Fortunately, several years back I stumbled across Entrepreneur’s Organization (EO), a global network of more than 5,500 entrepreneurs from 42 countries. The core of the EO experience is called Forum, a monthly face-to-face mastermind group meeting with 6 to 10 business owners. Meetings generally run for 4 or 5 hours, take place in an environment of 100% confidentiality, and are peer-directed, i.e., there is no coach or “guru” in charge of making the magic happen.

5% Conversations

One of the goals of Forum is to encourage what we call “5% conversations.” What’s a 5% conversation? Think of it this way: if 95% of our conversations are fine with friends, family, employees and spouses, “5% conversations” are those things that we would otherwise keep to ourselves. These include the great things that happen to us that we have no outlet for (e.g., it sounds like bragging or is otherwise socially inappropriate to share), and also the really crappy stuff we’re afraid to share for fear of letting down our “never fail” tough guy / gal entrepreneurial shield.

Since the group is committed to confidentiality, its members are able to go into the deep, dark corners of their lives and bare everything, leading to meaningful, life-changing ideas.

No Advice, No Solutions

In addition to 100% confidentiality, another cornerstone of Forum is having a “Gestalt Mindset,” which means:

  1. No giving advice
  2. No problem-solving, and
  3. Sharing only from direct experience.

Sharing only from experience seems obvious enough, but no problem solving or advice-giving? Why wouldn’t the group try to solve each other’s problems? You’d think that’s what it’s all about!

The reason is this: The person presenting an issue ultimately needs to identify his or her own solution. Heck, you’re an entrepreneur: do you do what you’re told? I didn’t think so.

But it runs deeper than that.  By committing to a Gestalt mindset, extraordinary ideas bubble to the surface and give each of us a chance to benefit from the sharing, not just the person presenting the problem. Since experience sharing is real, everyone can put their “bullshit” meters away, at least for a few hours.  The combined experiences of the group come together in unexpected ways that lead to breakthroughs in thinking and approaching life in general. It’s difficult to put into words how all of this works without sounding like magic and fairy dust, but the results of long-time EO members is astounding.

Re-learning How to Listen and Share

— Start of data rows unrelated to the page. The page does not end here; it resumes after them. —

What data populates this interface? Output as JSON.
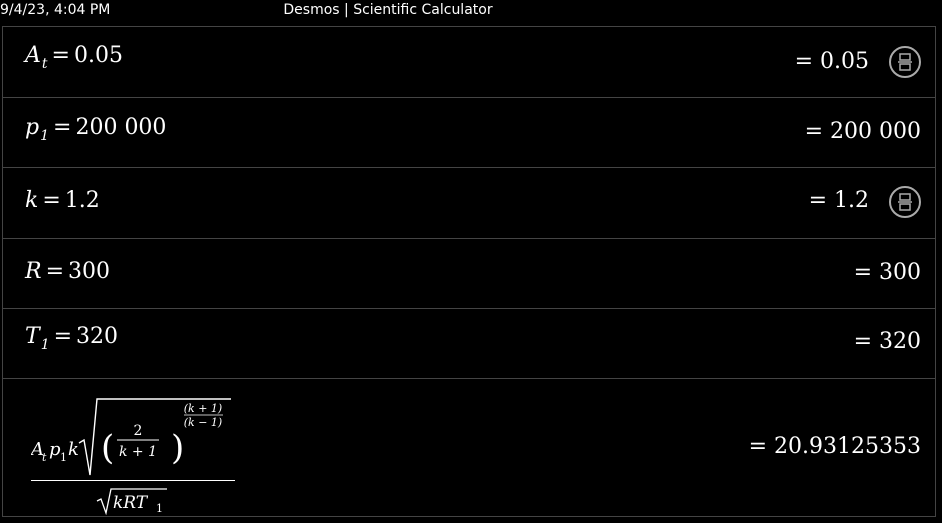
{
  "status_bar": {
    "timestamp": "9/4/23, 4:04 PM",
    "window_title": "Desmos | Scientific Calculator"
  },
  "expressions": [
    {
      "var": "A",
      "sub": "t",
      "value": "0.05",
      "result": "= 0.05",
      "has_fraction_toggle": true
    },
    {
      "var": "p",
      "sub": "1",
      "value": "200 000",
      "result": "= 200 000",
      "has_fraction_toggle": false
    },
    {
      "var": "k",
      "sub": "",
      "value": "1.2",
      "result": "= 1.2",
      "has_fraction_toggle": true
    },
    {
      "var": "R",
      "sub": "",
      "value": "300",
      "result": "= 300",
      "has_fraction_toggle": false
    },
    {
      "var": "T",
      "sub": "1",
      "value": "320",
      "result": "= 320",
      "has_fraction_toggle": false
    }
  ],
  "formula": {
    "numerator_prefix": "A",
    "numerator_prefix_sub": "t",
    "p_var": "p",
    "p_sub": "1",
    "k_var": "k",
    "inner_numerator": "2",
    "inner_denominator": "k + 1",
    "exp_numerator": "(k + 1)",
    "exp_denominator": "(k − 1)",
    "denominator": "kRT",
    "denominator_sub": "1",
    "result": "= 20.93125353"
  },
  "operators": {
    "equals": "="
  },
  "icons": {
    "fraction_toggle": "fraction-toggle-icon"
  }
}
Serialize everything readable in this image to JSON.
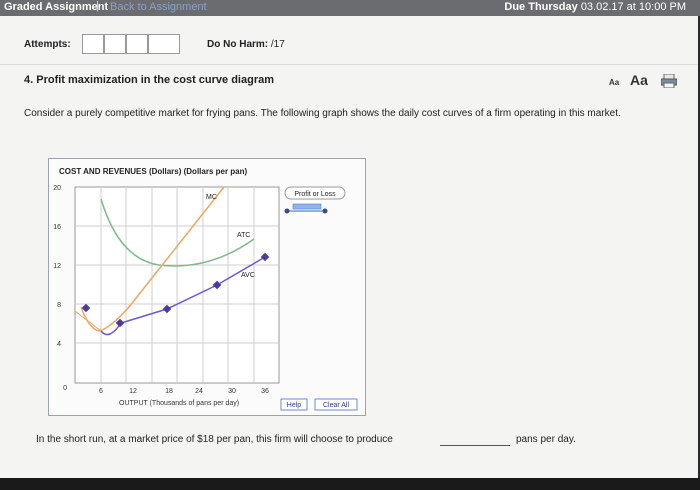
{
  "header": {
    "title": "Graded Assignment",
    "separator": "|",
    "back_link": "Back to Assignment",
    "due_label": "Due Thursday",
    "due_datetime": "03.02.17 at 10:00 PM"
  },
  "attempts": {
    "label": "Attempts:",
    "boxes": 3
  },
  "do_no_harm": {
    "label": "Do No Harm:",
    "value": "/17"
  },
  "question": {
    "title": "4. Profit maximization in the cost curve diagram",
    "font_small": "Aa",
    "font_large": "Aa",
    "description": "Consider a purely competitive market for frying pans. The following graph shows the daily cost curves of a firm operating in this market."
  },
  "graph": {
    "y_title": "COST AND REVENUES (Dollars) (Dollars per pan)",
    "x_title": "OUTPUT (Thousands of pans per day)",
    "y_ticks": [
      "20",
      "16",
      "12",
      "8",
      "4",
      "0"
    ],
    "x_ticks": [
      "6",
      "12",
      "18",
      "24",
      "30",
      "36"
    ],
    "curve_labels": {
      "mc": "MC",
      "atc": "ATC",
      "avc": "AVC"
    },
    "tool_label": "Profit or Loss",
    "help_button": "Help",
    "clear_button": "Clear All",
    "colors": {
      "mc": "#f4a460",
      "atc": "#7cba8a",
      "avc": "#6a5acd",
      "grid": "#c8c8c8",
      "marker": "#4a3aa0",
      "tool": "#5b7fd1"
    }
  },
  "bottom": {
    "prompt": "In the short run, at a market price of $18 per pan, this firm will choose to produce",
    "suffix": "pans per day."
  }
}
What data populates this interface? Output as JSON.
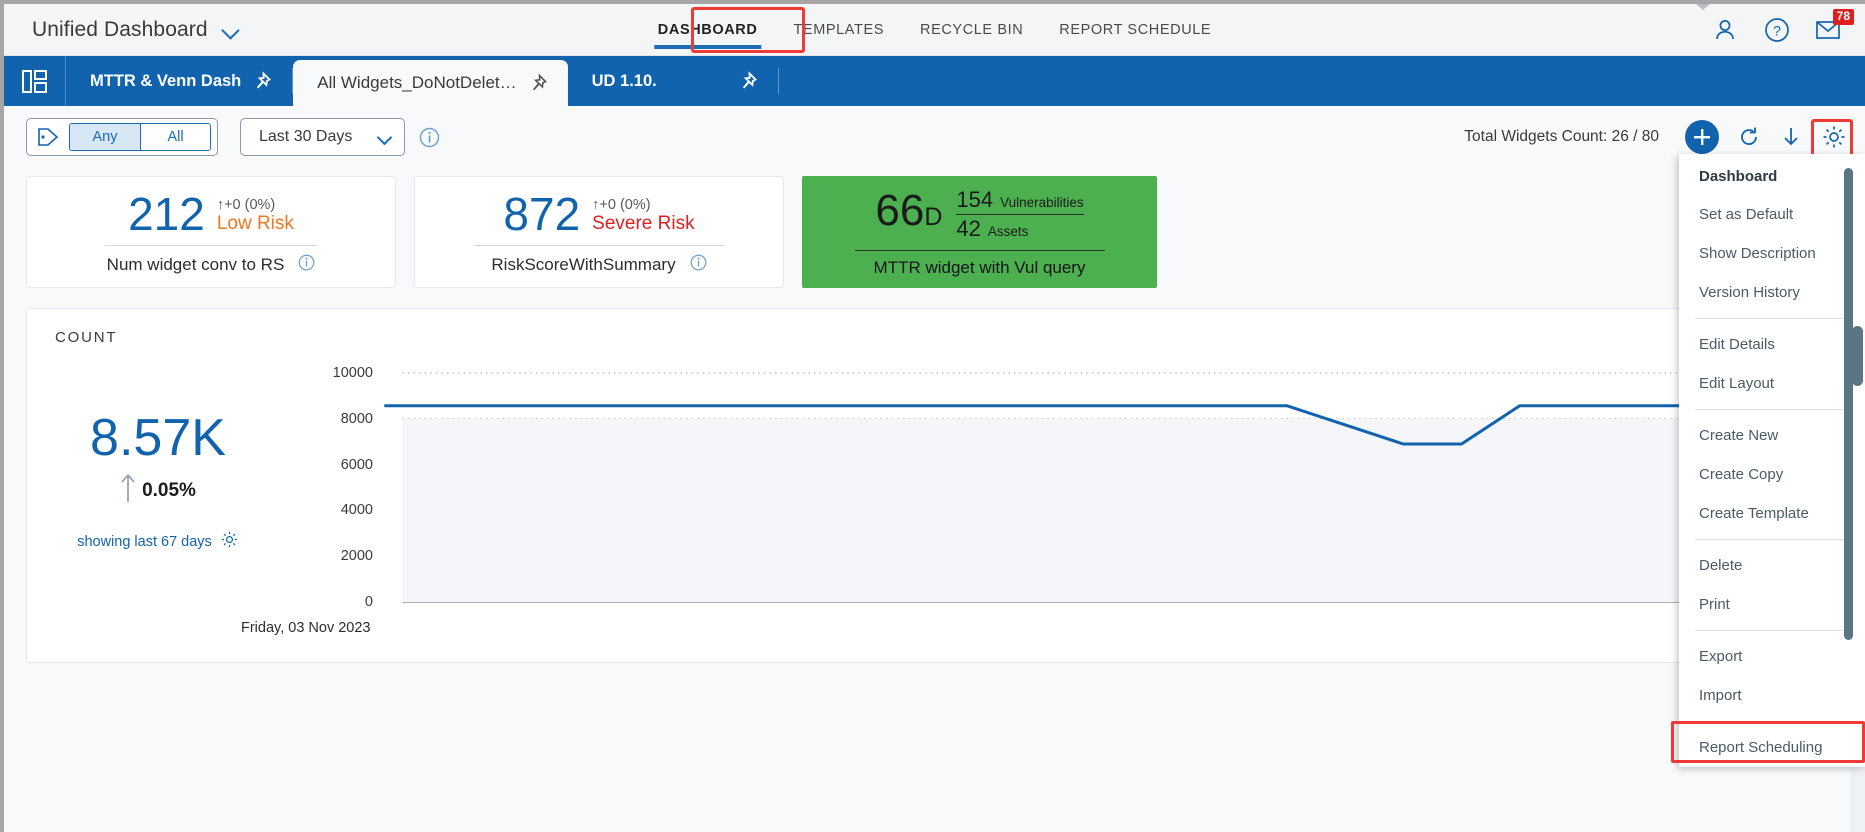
{
  "header": {
    "brand_title": "Unified Dashboard",
    "brand_chevron_icon": "chevron-down-icon",
    "nav": [
      {
        "label": "DASHBOARD",
        "active": true
      },
      {
        "label": "TEMPLATES",
        "active": false
      },
      {
        "label": "RECYCLE BIN",
        "active": false
      },
      {
        "label": "REPORT SCHEDULE",
        "active": false
      }
    ],
    "icons": {
      "user": "user-icon",
      "help": "help-circle-icon",
      "mail": "envelope-icon"
    },
    "mail_badge": "78"
  },
  "tabs": {
    "grid_icon": "dashboard-grid-icon",
    "items": [
      {
        "label": "MTTR & Venn Dash",
        "active": false,
        "pin_icon": "pin-icon"
      },
      {
        "label": "All Widgets_DoNotDelet…",
        "active": true,
        "pin_icon": "pin-icon"
      },
      {
        "label": "UD 1.10.",
        "active": false,
        "pin_icon": "pin-icon"
      }
    ]
  },
  "toolbar": {
    "tag_icon": "tag-icon",
    "segments": [
      {
        "label": "Any",
        "selected": true
      },
      {
        "label": "All",
        "selected": false
      }
    ],
    "date_range": "Last 30 Days",
    "date_chevron_icon": "chevron-down-icon",
    "info_icon": "info-circle-icon",
    "widgets_count": "Total Widgets Count: 26 / 80",
    "add_icon": "plus-icon",
    "refresh_icon": "refresh-icon",
    "download_icon": "download-icon",
    "settings_icon": "gear-icon"
  },
  "kpis": [
    {
      "value": "212",
      "delta": "↑+0 (0%)",
      "risk_label": "Low Risk",
      "risk_color": "#ef7622",
      "title": "Num widget conv to RS",
      "info_icon": "info-circle-icon"
    },
    {
      "value": "872",
      "delta": "↑+0 (0%)",
      "risk_label": "Severe Risk",
      "risk_color": "#e02020",
      "title": "RiskScoreWithSummary",
      "info_icon": "info-circle-icon"
    }
  ],
  "mttr_widget": {
    "value": "66",
    "unit": "D",
    "numerator": "154",
    "numerator_label": "Vulnerabilities",
    "denominator": "42",
    "denominator_label": "Assets",
    "title": "MTTR widget with Vul query",
    "background_color": "#4caf50"
  },
  "chart_card": {
    "heading": "COUNT",
    "big_value": "8.57K",
    "trend_arrow_icon": "arrow-up-icon",
    "trend_pct": "0.05%",
    "showing_text": "showing last 67 days",
    "showing_gear_icon": "gear-icon"
  },
  "chart_data": {
    "type": "line",
    "title": "COUNT",
    "xlabel": "",
    "ylabel": "",
    "ylim": [
      0,
      10000
    ],
    "yticks": [
      0,
      2000,
      4000,
      6000,
      8000,
      10000
    ],
    "ytick_labels": [
      "0",
      "2000",
      "4000",
      "6000",
      "8000",
      "10000"
    ],
    "xtick_labels": [
      "Friday, 03 Nov 2023"
    ],
    "grid": true,
    "legend": false,
    "line_color": "#1263ad",
    "fill_color": "#f4f6f9",
    "series": [
      {
        "name": "Count",
        "x": [
          0,
          55,
          62,
          70,
          74,
          78,
          100
        ],
        "values": [
          8570,
          8570,
          8570,
          6900,
          6900,
          8570,
          8570
        ]
      }
    ]
  },
  "menu": {
    "title": "Dashboard",
    "groups": [
      [
        "Set as Default",
        "Show Description",
        "Version History"
      ],
      [
        "Edit Details",
        "Edit Layout"
      ],
      [
        "Create New",
        "Create Copy",
        "Create Template"
      ],
      [
        "Delete",
        "Print"
      ],
      [
        "Export",
        "Import"
      ],
      [
        "Report Scheduling"
      ]
    ],
    "highlighted_item": "Report Scheduling"
  },
  "highlight_color": "#ef3b38"
}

Getting this right in a mastermind group takes commitment and patience, which is why most groups end up falling apart unless under the direction of a Coach.  In my experience, EO is the only place a peer-directed approach has actually worked, and I believe it’s because of the rigor and training required of each member. For example, before being admitted to a Forum, each member is required to spend a full day in training to learn how Forum meetings are structured and to practice how to share and give feedback. In other words, members are required to invest in themselves and the group by committing to master these sharing principles.

Unfortunately, EO isn’t for everyone: to apply, an entrepreneur’s business revenues must be a minimum of $1 Million (although there is an EO “Accelerator” program for businesses at $250,000 and above). But any mastermind group can improve its effectiveness by following the principles EO advocates: Have more 5% conversations, have a Gestalt mindset, and take a new approach to listening and sharing.

Are you or have you been a part of a mastermind group?  Share what’s worked (and what hasn’t).